Your assignment →
Your answer should be an exact copy of all the entries, free of pictures.

Data section →
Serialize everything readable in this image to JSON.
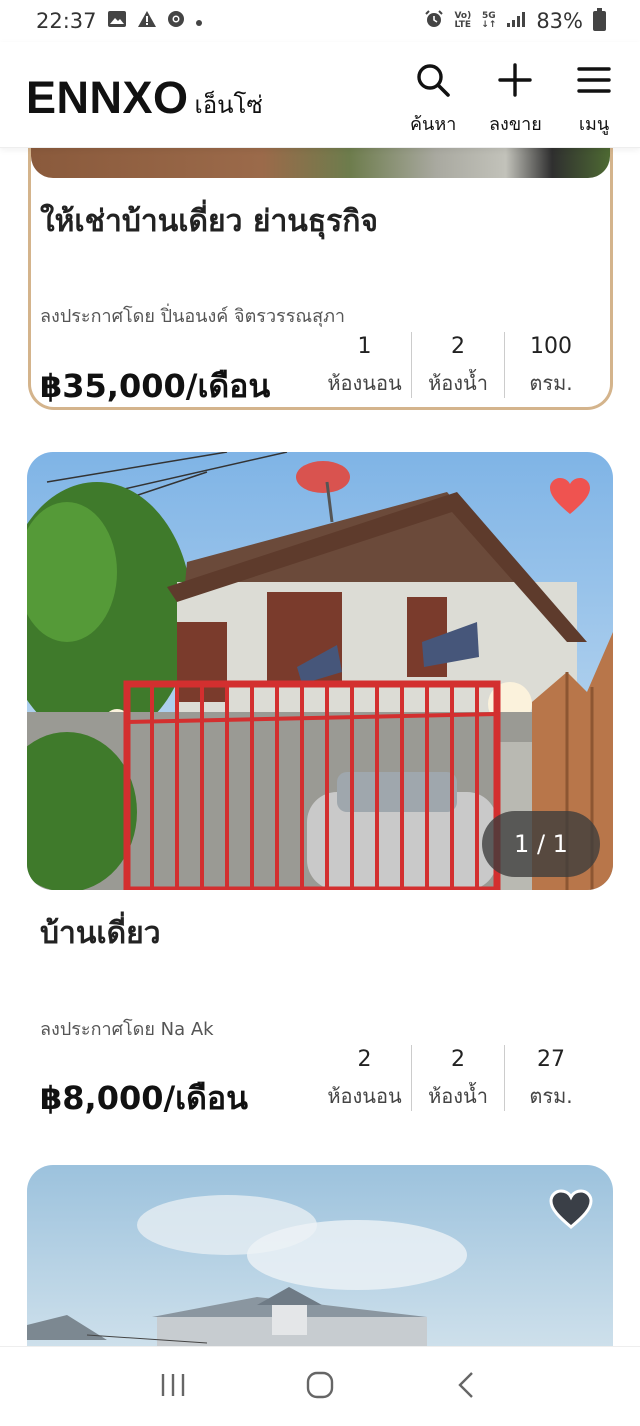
{
  "status_bar": {
    "time": "22:37",
    "battery": "83%",
    "network_top": "Vo)",
    "network_bottom": "LTE",
    "signal_top": "5G",
    "signal_bottom": "↓↑"
  },
  "header": {
    "logo": "ENNXO",
    "logo_sub": "เอ็นโซ่",
    "nav": [
      {
        "label": "ค้นหา",
        "icon": "search-icon"
      },
      {
        "label": "ลงขาย",
        "icon": "plus-icon"
      },
      {
        "label": "เมนู",
        "icon": "menu-icon"
      }
    ]
  },
  "listings": [
    {
      "title": "ให้เช่าบ้านเดี่ยว ย่านธุรกิจ",
      "poster": "ลงประกาศโดย ปิ่นอนงค์ จิตรวรรณสุภา",
      "price": "฿35,000/เดือน",
      "stats": [
        {
          "num": "1",
          "label": "ห้องนอน"
        },
        {
          "num": "2",
          "label": "ห้องน้ำ"
        },
        {
          "num": "100",
          "label": "ตรม."
        }
      ]
    },
    {
      "title": "บ้านเดี่ยว",
      "poster": "ลงประกาศโดย Na Ak",
      "price": "฿8,000/เดือน",
      "pager": "1 / 1",
      "favorited": true,
      "stats": [
        {
          "num": "2",
          "label": "ห้องนอน"
        },
        {
          "num": "2",
          "label": "ห้องน้ำ"
        },
        {
          "num": "27",
          "label": "ตรม."
        }
      ]
    },
    {
      "favorited": false
    }
  ],
  "colors": {
    "featured_border": "#d4b48c",
    "heart_active": "#ef5350",
    "heart_inactive": "#3a3f47"
  }
}
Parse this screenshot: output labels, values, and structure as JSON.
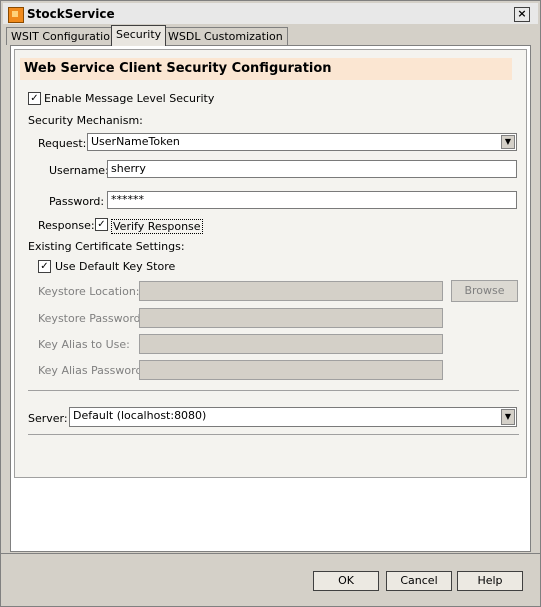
{
  "window": {
    "title": "StockService",
    "close_label": "×"
  },
  "tabs": [
    {
      "label": "WSIT Configuration"
    },
    {
      "label": "Security"
    },
    {
      "label": "WSDL Customization"
    }
  ],
  "panel": {
    "heading": "Web Service Client Security Configuration",
    "enable_message_security": {
      "label": "Enable Message Level Security",
      "checked": true
    },
    "security_mechanism_label": "Security Mechanism:",
    "request": {
      "label": "Request:",
      "value": "UserNameToken"
    },
    "username": {
      "label": "Username:",
      "value": "sherry"
    },
    "password": {
      "label": "Password:",
      "value": "******"
    },
    "response": {
      "label": "Response:",
      "verify_label": "Verify Response",
      "checked": true
    },
    "existing_cert_label": "Existing Certificate Settings:",
    "use_default_keystore": {
      "label": "Use Default Key Store",
      "checked": true
    },
    "keystore_location": {
      "label": "Keystore Location:",
      "value": ""
    },
    "browse_label": "Browse",
    "keystore_password": {
      "label": "Keystore Password:",
      "value": ""
    },
    "key_alias": {
      "label": "Key Alias to Use:",
      "value": ""
    },
    "key_alias_password": {
      "label": "Key Alias Password:",
      "value": ""
    },
    "server": {
      "label": "Server:",
      "value": "Default (localhost:8080)"
    }
  },
  "footer": {
    "ok_label": "OK",
    "cancel_label": "Cancel",
    "help_label": "Help"
  }
}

Task result →
Serialize everything readable in this image to JSON.
{
  "status_bar": {
    "time": "22:37",
    "battery": "83%",
    "network_top": "Vo)",
    "network_bottom": "LTE",
    "signal_top": "5G",
    "signal_bottom": "↓↑"
  },
  "header": {
    "logo": "ENNXO",
    "logo_sub": "เอ็นโซ่",
    "nav": [
      {
        "label": "ค้นหา",
        "icon": "search-icon"
      },
      {
        "label": "ลงขาย",
        "icon": "plus-icon"
      },
      {
        "label": "เมนู",
        "icon": "menu-icon"
      }
    ]
  },
  "listings": [
    {
      "title": "ให้เช่าบ้านเดี่ยว ย่านธุรกิจ",
      "poster": "ลงประกาศโดย ปิ่นอนงค์ จิตรวรรณสุภา",
      "price": "฿35,000/เดือน",
      "stats": [
        {
          "num": "1",
          "label": "ห้องนอน"
        },
        {
          "num": "2",
          "label": "ห้องน้ำ"
        },
        {
          "num": "100",
          "label": "ตรม."
        }
      ]
    },
    {
      "title": "บ้านเดี่ยว",
      "poster": "ลงประกาศโดย Na Ak",
      "price": "฿8,000/เดือน",
      "pager": "1 / 1",
      "favorited": true,
      "stats": [
        {
          "num": "2",
          "label": "ห้องนอน"
        },
        {
          "num": "2",
          "label": "ห้องน้ำ"
        },
        {
          "num": "27",
          "label": "ตรม."
        }
      ]
    },
    {
      "favorited": false
    }
  ],
  "colors": {
    "featured_border": "#d4b48c",
    "heart_active": "#ef5350",
    "heart_inactive": "#3a3f47"
  }
}
Parse this screenshot: output labels, values, and structure as JSON.
{
  "window": {
    "title": "StockService",
    "close_label": "×"
  },
  "tabs": [
    {
      "label": "WSIT Configuration"
    },
    {
      "label": "Security"
    },
    {
      "label": "WSDL Customization"
    }
  ],
  "panel": {
    "heading": "Web Service Client Security Configuration",
    "enable_message_security": {
      "label": "Enable Message Level Security",
      "checked": true
    },
    "security_mechanism_label": "Security Mechanism:",
    "request": {
      "label": "Request:",
      "value": "UserNameToken"
    },
    "username": {
      "label": "Username:",
      "value": "sherry"
    },
    "password": {
      "label": "Password:",
      "value": "******"
    },
    "response": {
      "label": "Response:",
      "verify_label": "Verify Response",
      "checked": true
    },
    "existing_cert_label": "Existing Certificate Settings:",
    "use_default_keystore": {
      "label": "Use Default Key Store",
      "checked": true
    },
    "keystore_location": {
      "label": "Keystore Location:",
      "value": ""
    },
    "browse_label": "Browse",
    "keystore_password": {
      "label": "Keystore Password:",
      "value": ""
    },
    "key_alias": {
      "label": "Key Alias to Use:",
      "value": ""
    },
    "key_alias_password": {
      "label": "Key Alias Password:",
      "value": ""
    },
    "server": {
      "label": "Server:",
      "value": "Default (localhost:8080)"
    }
  },
  "footer": {
    "ok_label": "OK",
    "cancel_label": "Cancel",
    "help_label": "Help"
  }
}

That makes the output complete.